BAGHDAD — One week after an Islamic extremist group vowed to kill Christians in Iraq, a cluster of 10 bomb attacks rattled Baghdad on Thursday night and sent additional tremors of fear through the country’s already shaken Christian minority.
Two people were killed and 20 wounded, all of them Christians, according to the Ministry of the Interior. The bombs were placed near the homes of at least 14 Christian families around the city, and four bombs were defused before they could explode.
Christians have been flooding out of the country since the siege of Our Lady of Salvation, a Syrian Catholic church, in October that left nearly 60 people dead, including two priests. Many Muslim clerics and worshipers offered support to Christians after the siege. The Islamic State of Iraq, an extremist group affiliated with Al Qaeda, claimed responsibility for the attack, and on Dec. 22 it promised more on its Web site.
For some Christians here, the latest attacks represented the last straw.
“We will love Iraq forever, but we have to leave it immediately to survive,” said Noor Isam, 30. “I would ask the government, ‘Where is the promised security for Christians?’ ”
Even before the coordinated assault, Baghdad had come to resemble a battle zone for Christians, who have come increasingly under attack since the American-led invasion in 2003. Before Christmas, several churches fortified their buildings with blast walls and razor wire, and many canceled or curtailed Christmas observances. The day passed without an attack.
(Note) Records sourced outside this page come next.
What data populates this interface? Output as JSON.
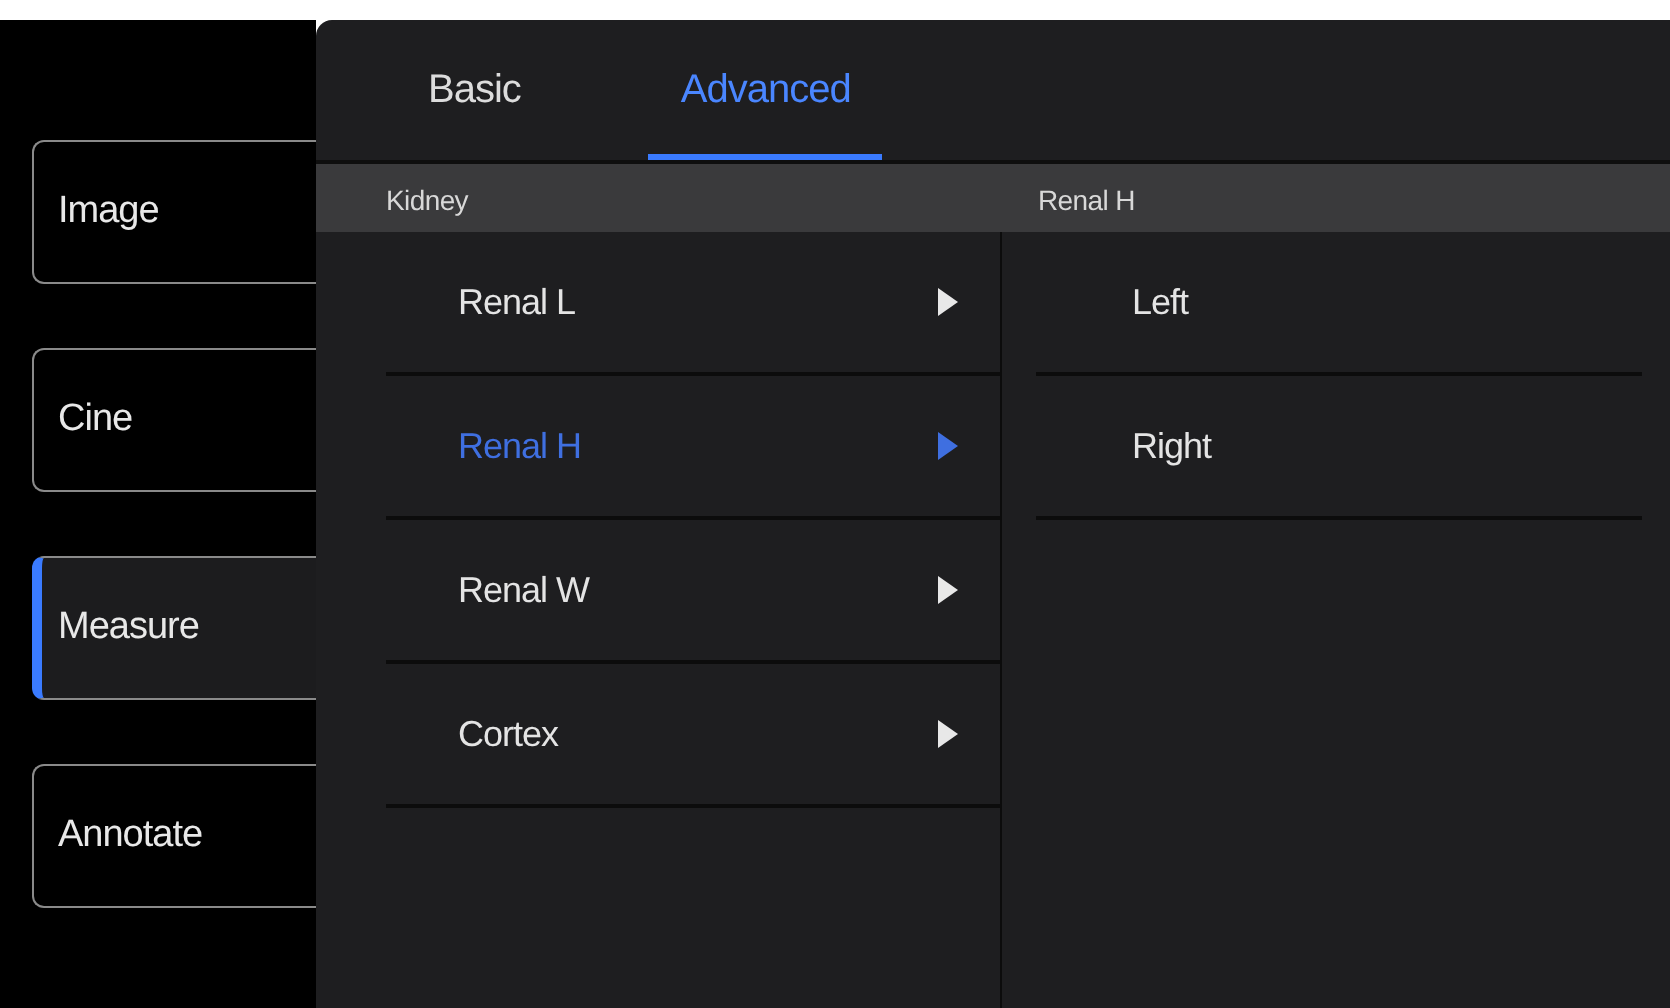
{
  "sidebar": {
    "items": [
      {
        "label": "Image",
        "selected": false
      },
      {
        "label": "Cine",
        "selected": false
      },
      {
        "label": "Measure",
        "selected": true
      },
      {
        "label": "Annotate",
        "selected": false
      }
    ]
  },
  "tabs": [
    {
      "label": "Basic",
      "selected": false
    },
    {
      "label": "Advanced",
      "selected": true
    }
  ],
  "left_list": {
    "header": "Kidney",
    "items": [
      {
        "label": "Renal L",
        "selected": false
      },
      {
        "label": "Renal H",
        "selected": true
      },
      {
        "label": "Renal W",
        "selected": false
      },
      {
        "label": "Cortex",
        "selected": false
      }
    ]
  },
  "right_list": {
    "header": "Renal H",
    "items": [
      {
        "label": "Left",
        "selected": false
      },
      {
        "label": "Right",
        "selected": false
      }
    ]
  }
}
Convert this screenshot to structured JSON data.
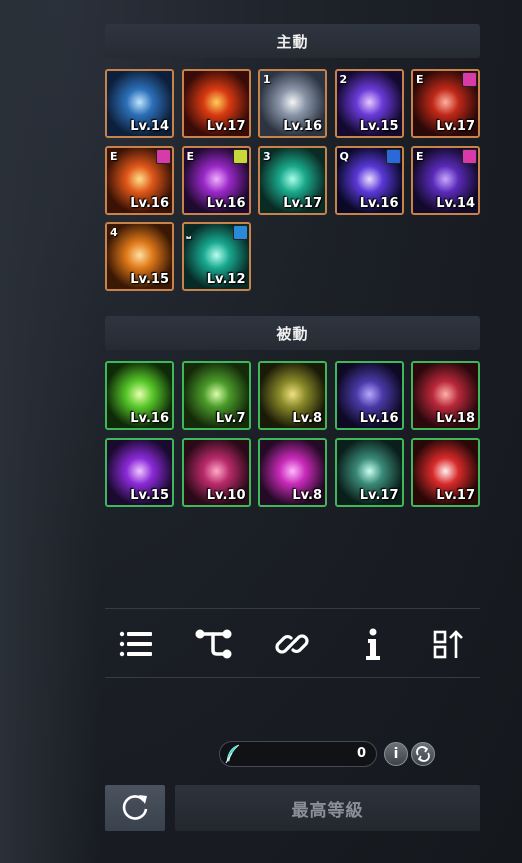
{
  "active": {
    "title": "主動",
    "skills": [
      {
        "key": "",
        "level": "Lv.14",
        "icon": "spirit-blade-icon",
        "badge": "",
        "colors": [
          "#bfe6ff",
          "#2c6fb8",
          "#0d1f3a"
        ]
      },
      {
        "key": "",
        "level": "Lv.17",
        "icon": "fire-vortex-icon",
        "badge": "",
        "colors": [
          "#ffcf5a",
          "#d83a12",
          "#3a0c08"
        ]
      },
      {
        "key": "1",
        "level": "Lv.16",
        "icon": "spear-thrust-icon",
        "badge": "",
        "colors": [
          "#f4f4f4",
          "#8a96a8",
          "#2c3442"
        ]
      },
      {
        "key": "2",
        "level": "Lv.15",
        "icon": "dark-orb-icon",
        "badge": "",
        "colors": [
          "#e8c8ff",
          "#6a3ad8",
          "#140a30"
        ]
      },
      {
        "key": "E",
        "level": "Lv.17",
        "icon": "stone-pillar-icon",
        "badge": "#d83aa8",
        "colors": [
          "#ffb0a0",
          "#c02818",
          "#2a0a08"
        ]
      },
      {
        "key": "E",
        "level": "Lv.16",
        "icon": "flame-claws-icon",
        "badge": "#d83aa8",
        "colors": [
          "#ffe08a",
          "#e0581a",
          "#3a1206"
        ]
      },
      {
        "key": "E",
        "level": "Lv.16",
        "icon": "purple-spikes-icon",
        "badge": "#c8d83a",
        "colors": [
          "#f0b0ff",
          "#9a28c8",
          "#1e0a2e"
        ]
      },
      {
        "key": "3",
        "level": "Lv.17",
        "icon": "spirit-hand-icon",
        "badge": "",
        "colors": [
          "#a8ffe8",
          "#1aa88a",
          "#0a2a24"
        ]
      },
      {
        "key": "Q",
        "level": "Lv.16",
        "icon": "light-pillar-icon",
        "badge": "#2a6ad8",
        "colors": [
          "#e8e0ff",
          "#5a38d8",
          "#0a0a28"
        ]
      },
      {
        "key": "E",
        "level": "Lv.14",
        "icon": "shadow-slash-icon",
        "badge": "#d83aa8",
        "colors": [
          "#c8a8ff",
          "#5a2ab8",
          "#120a2a"
        ]
      },
      {
        "key": "4",
        "level": "Lv.15",
        "icon": "sun-burst-icon",
        "badge": "",
        "colors": [
          "#ffe0a0",
          "#e07a1a",
          "#3a1804"
        ]
      },
      {
        "key": "⎵",
        "level": "Lv.12",
        "icon": "wind-spiral-icon",
        "badge": "#2a8ad8",
        "colors": [
          "#b8fff0",
          "#18a890",
          "#082a26"
        ]
      }
    ]
  },
  "passive": {
    "title": "被動",
    "skills": [
      {
        "level": "Lv.16",
        "icon": "green-wings-icon",
        "colors": [
          "#e8ffb0",
          "#58c82a",
          "#0e2a08"
        ]
      },
      {
        "level": "Lv.7",
        "icon": "archer-icon",
        "colors": [
          "#d8ffa8",
          "#4a9a2a",
          "#142a0a"
        ]
      },
      {
        "level": "Lv.8",
        "icon": "hooded-warrior-icon",
        "colors": [
          "#f0e080",
          "#8a8a2a",
          "#1a1a08"
        ]
      },
      {
        "level": "Lv.16",
        "icon": "dark-hood-icon",
        "colors": [
          "#b8a8ff",
          "#4a3aa8",
          "#0e0a24"
        ]
      },
      {
        "level": "Lv.18",
        "icon": "raised-fist-icon",
        "colors": [
          "#ffb0a8",
          "#b8283a",
          "#2a080c"
        ]
      },
      {
        "level": "Lv.15",
        "icon": "purple-lightning-icon",
        "colors": [
          "#f0c8ff",
          "#8a2ad8",
          "#1a0a2e"
        ]
      },
      {
        "level": "Lv.10",
        "icon": "berserker-icon",
        "colors": [
          "#ffa8c8",
          "#b82a6a",
          "#2a0a18"
        ]
      },
      {
        "level": "Lv.8",
        "icon": "arcane-blade-icon",
        "colors": [
          "#ffb8ff",
          "#c82ab8",
          "#240a24"
        ]
      },
      {
        "level": "Lv.17",
        "icon": "armored-knight-icon",
        "colors": [
          "#c8fff0",
          "#3a8a78",
          "#0a1e1a"
        ]
      },
      {
        "level": "Lv.17",
        "icon": "crimson-spiral-icon",
        "colors": [
          "#fff0f0",
          "#d82a2a",
          "#2a0808"
        ]
      }
    ]
  },
  "toolbar": {
    "items": [
      {
        "name": "list-icon"
      },
      {
        "name": "skill-tree-icon"
      },
      {
        "name": "link-icon"
      },
      {
        "name": "info-icon"
      },
      {
        "name": "sort-icon"
      }
    ]
  },
  "resource": {
    "value": "0",
    "icon": "feather-icon"
  },
  "buttons": {
    "info_glyph": "i",
    "max_level_label": "最高等級"
  }
}
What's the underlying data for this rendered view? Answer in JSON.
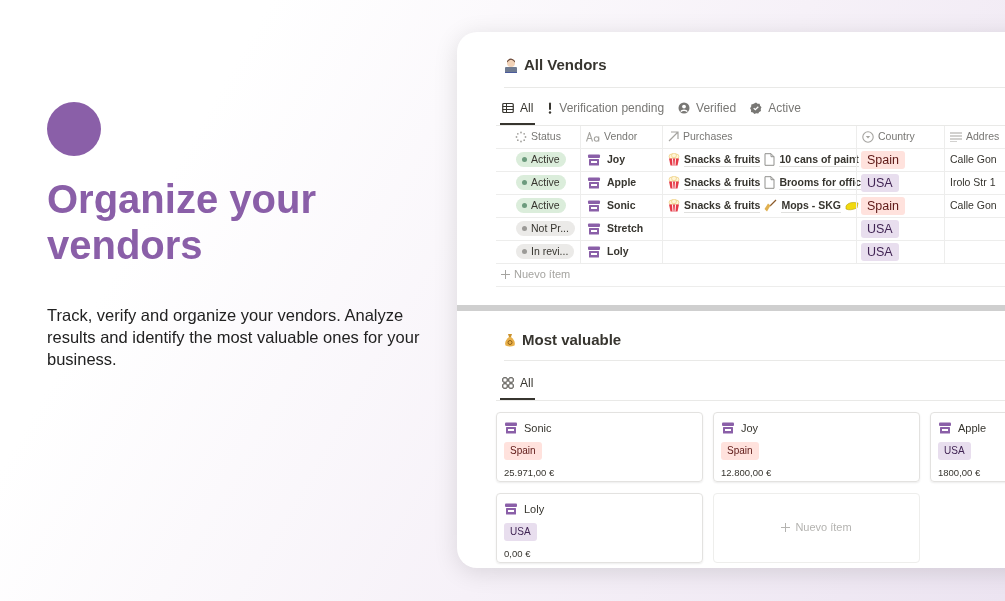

At the Sacred Church of Jesus, a Chaldean Catholic church, the Rev. Meyassr al-Qaspotros said Thursday night that he would urge followers not to flee after the latest attacks.
“I just wonder, when does this ignorance end?” he said in an interview. “When does this bigotry end? When is there an end to weak-minded people not treating or thinking of other people as a human?”
He added, “I want to tell the Christians in Iraq not to leave their country despite the dangers. Let’s die here — better than living oppressed in another country. It’s our responsibility to sacrifice for this country in order to take it out of the deep hole and to live peacefully again among the people of Iraq as we used to live before, and even better.”
Since October, at least 1,000 Christian families have left Iraq for the relative safety of semiautonomous Kurdistan in the north, and others have sought refuge in Syria, Turkey and Jordan, according to the United Nations. By most estimates, more than half of Iraq’s Christians have left the country since 2003. Though the exact size of the Christian population is unclear, by some estimates it has fallen to about 500,000 from a high of as many as 1.4 million before the American-led invasion.
The bombings occurred within a span of a half-hour between 8 p.m. and 9 p.m. on Thursday, according to the Ministry of Information. The first bomb exploded near a house in the Jadeeda neighborhood, killing two people and wounding three. The other explosions were less lethal, but all resulted in injuries.
No one immediately claimed responsibility for the attacks.
During the siege in October, the Islamic State of Iraq said on its Web site that the assault was in response to actions by the Coptic Church in Cairo, where the wives of two priests had tried to convert to Islam to escape their marriages; the militant group asserted that the church was holding the women against their will and forcing them to convert back to Christianity. It called for their release and threatened more violence if its demand was not met.
In Cairo on Wednesday, the Coptic pope said in a sermon that the threats against the church were both a blessing and a curse, because they had brought Egyptian Christians and Muslims together, according to the Arabic news agency Al Arabiya.
In response to the coordinated bombings in Baghdad, Younadim Yousif, a Christian member of Iraq’s Parliament, blamed the security forces for failing to prevent the attacks, especially after the extremist group had announced its intentions. “The government bears full responsibility for these attacks, because they already promised to secure the Christians,” Mr. Yousif said.
“I think there is complicity by security forces helping insurgents to implement their attacks, because it is unbelievable that they could plant more than 10 I.E.D.’s in different areas targeting Christians,” he said, referring to improvised explosive devices.
Maj. Hashim Ahmed, a police investigator, said the broad scale of the attacks surprised security forces. “The failure of our commanders and the government was clear, because they didn’t take serious measures,” he said.
An Iraqi employee of The New York Times contributed reporting.